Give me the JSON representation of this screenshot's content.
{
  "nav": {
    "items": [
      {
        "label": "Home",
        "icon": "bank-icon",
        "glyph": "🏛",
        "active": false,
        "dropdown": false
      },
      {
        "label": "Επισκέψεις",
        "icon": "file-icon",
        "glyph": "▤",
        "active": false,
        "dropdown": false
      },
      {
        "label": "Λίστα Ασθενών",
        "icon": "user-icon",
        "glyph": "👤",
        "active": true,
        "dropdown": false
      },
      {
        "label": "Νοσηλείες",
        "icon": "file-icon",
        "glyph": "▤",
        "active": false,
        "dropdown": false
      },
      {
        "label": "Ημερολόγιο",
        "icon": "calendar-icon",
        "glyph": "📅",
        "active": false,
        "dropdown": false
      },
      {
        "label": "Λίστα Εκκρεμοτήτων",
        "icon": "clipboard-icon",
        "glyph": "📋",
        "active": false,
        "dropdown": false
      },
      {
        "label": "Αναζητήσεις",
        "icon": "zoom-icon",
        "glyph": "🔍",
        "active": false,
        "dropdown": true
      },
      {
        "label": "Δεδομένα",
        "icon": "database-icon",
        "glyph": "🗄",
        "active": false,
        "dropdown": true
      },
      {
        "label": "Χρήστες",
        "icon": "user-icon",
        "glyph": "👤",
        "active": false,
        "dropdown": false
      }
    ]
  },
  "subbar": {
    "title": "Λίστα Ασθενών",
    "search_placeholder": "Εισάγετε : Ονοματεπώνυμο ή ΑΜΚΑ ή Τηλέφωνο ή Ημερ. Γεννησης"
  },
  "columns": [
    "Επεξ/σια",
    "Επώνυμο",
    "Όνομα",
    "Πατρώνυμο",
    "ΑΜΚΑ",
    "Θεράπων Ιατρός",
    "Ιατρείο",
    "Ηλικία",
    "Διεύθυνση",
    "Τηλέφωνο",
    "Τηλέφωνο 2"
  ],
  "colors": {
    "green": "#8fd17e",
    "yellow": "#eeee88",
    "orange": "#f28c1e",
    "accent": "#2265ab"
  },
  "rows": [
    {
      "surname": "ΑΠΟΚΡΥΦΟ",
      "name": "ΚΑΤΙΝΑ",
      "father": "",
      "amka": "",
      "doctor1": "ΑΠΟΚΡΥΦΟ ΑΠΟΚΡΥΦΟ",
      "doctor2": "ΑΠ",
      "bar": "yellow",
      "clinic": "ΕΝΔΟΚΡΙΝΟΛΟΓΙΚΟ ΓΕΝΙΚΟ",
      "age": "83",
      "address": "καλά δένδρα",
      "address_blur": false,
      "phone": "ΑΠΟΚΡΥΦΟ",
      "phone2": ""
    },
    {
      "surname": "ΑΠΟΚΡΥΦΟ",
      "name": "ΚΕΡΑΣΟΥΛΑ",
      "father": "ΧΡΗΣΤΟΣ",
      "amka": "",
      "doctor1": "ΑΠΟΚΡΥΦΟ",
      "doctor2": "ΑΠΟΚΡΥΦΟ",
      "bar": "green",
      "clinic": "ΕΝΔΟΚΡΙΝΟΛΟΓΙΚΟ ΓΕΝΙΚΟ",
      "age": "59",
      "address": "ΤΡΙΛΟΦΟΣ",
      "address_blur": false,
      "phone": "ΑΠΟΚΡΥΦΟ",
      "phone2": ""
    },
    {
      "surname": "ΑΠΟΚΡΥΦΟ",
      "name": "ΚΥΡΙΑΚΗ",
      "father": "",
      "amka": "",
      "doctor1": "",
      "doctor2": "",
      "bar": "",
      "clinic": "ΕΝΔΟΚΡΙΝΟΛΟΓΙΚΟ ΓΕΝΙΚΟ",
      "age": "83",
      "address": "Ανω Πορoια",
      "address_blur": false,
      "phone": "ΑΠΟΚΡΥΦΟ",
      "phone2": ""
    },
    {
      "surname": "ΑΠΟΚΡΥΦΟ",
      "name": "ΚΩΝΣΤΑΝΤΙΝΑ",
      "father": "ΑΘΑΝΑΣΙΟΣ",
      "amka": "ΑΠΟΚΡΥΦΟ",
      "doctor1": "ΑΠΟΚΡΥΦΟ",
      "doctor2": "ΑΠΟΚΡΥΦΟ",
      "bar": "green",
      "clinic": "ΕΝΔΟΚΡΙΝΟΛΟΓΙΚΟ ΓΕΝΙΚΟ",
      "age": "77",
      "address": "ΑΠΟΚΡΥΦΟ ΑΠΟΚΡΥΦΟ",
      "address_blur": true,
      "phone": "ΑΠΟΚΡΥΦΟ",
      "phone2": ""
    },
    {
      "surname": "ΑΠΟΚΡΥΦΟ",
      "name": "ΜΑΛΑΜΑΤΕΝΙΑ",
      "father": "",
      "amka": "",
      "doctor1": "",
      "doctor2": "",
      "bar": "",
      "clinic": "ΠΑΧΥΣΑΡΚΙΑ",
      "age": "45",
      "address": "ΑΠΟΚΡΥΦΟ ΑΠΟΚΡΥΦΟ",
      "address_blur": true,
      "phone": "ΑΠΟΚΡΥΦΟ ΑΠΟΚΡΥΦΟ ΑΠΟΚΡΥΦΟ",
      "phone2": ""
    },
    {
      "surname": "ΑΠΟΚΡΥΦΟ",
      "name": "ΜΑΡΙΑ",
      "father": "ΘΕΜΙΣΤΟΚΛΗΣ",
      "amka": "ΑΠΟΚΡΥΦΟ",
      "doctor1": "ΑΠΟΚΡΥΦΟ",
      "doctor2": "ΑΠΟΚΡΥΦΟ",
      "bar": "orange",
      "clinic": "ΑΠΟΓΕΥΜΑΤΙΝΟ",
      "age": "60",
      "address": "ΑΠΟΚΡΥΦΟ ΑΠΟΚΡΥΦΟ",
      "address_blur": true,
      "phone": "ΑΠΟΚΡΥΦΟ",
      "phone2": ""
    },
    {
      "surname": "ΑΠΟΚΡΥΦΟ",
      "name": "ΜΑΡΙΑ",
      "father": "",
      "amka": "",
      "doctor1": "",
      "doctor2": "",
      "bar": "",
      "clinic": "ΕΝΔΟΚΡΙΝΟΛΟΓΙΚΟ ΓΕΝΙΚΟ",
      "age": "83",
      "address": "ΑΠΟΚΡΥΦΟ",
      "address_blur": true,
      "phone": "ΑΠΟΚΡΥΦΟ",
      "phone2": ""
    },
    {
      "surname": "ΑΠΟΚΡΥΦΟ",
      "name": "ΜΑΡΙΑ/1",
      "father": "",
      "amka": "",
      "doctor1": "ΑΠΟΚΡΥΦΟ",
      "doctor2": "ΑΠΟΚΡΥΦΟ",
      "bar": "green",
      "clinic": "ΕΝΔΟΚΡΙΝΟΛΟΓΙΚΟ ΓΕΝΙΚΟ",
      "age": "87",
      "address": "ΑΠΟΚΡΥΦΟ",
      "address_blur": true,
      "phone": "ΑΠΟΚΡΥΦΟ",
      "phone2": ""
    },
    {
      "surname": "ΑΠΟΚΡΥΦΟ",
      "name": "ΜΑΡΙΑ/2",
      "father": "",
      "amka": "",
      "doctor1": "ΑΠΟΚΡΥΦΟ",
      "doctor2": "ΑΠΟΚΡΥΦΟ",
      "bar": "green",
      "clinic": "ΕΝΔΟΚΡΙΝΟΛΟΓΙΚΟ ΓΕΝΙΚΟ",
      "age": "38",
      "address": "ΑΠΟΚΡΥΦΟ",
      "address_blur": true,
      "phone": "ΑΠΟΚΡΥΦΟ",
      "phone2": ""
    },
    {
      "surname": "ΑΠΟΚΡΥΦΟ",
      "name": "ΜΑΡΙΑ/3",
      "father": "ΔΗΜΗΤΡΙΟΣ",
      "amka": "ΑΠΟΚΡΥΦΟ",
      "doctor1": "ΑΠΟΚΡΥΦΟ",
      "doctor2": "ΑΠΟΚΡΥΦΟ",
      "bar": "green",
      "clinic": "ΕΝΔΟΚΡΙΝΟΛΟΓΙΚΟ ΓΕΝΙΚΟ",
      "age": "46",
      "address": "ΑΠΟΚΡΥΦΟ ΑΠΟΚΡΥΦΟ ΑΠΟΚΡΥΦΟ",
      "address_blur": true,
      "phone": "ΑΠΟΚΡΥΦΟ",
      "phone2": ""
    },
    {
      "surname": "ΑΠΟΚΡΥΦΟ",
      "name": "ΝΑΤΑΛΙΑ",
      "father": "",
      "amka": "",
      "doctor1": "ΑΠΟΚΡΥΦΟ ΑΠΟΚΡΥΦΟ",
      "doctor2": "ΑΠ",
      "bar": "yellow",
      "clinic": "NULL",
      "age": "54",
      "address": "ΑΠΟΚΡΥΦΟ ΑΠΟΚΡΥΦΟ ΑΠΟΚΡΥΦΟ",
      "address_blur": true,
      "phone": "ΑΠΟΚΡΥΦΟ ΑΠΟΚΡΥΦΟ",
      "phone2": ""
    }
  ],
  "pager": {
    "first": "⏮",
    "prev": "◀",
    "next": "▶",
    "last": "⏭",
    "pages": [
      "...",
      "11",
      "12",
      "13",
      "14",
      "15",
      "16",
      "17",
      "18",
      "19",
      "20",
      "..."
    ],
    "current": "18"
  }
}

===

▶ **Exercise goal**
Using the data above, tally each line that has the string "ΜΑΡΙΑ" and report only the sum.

▶ **Final answer**
5